Heart in Motion

When one of the best-selling Jesus-pop performers ever compares herself to a convicted 17th-century heretic, is she skating on thin ice? Hard to say, especially since nothing in the lyrics for ”Galileo” indicates that Amy Grant is even aware of how organized religion treated her astronomer hero. But at least she raises the question. And in ”Ask Me,” a sad child-abuse tale with sweet bass lines borrowed from the Police and a cracked voice straight out of Suzanne Vega’s ”Luka,” Grant even goes so far as to demand that agnostics argue their case: ”Ask me how I know there’s a God up in the heavens/Where did He go in the middle of her shame?” So there’s nothing smug about this woman’s faith. On most of Heart in Motion she ignores theology entirely, in a way that convinces you she’s determined to become a major secular star. ”Hats” is a novel ditty on role-playing; ”How Can We See That Far” tells why brides blush; ”Baby Baby” is about love for an infant. This is top-level radio pop for flight attendants and office assistants, unconventionally produced, emoted in husky shouts and whispers that glow like a burning bush. Grant helped write almost every song, and thank God she’s not preaching to the converted.

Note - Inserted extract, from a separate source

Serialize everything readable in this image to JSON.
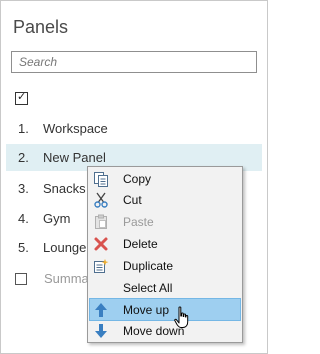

In fact, she’s not preaching at all. B+

Heart in Motion
  • Music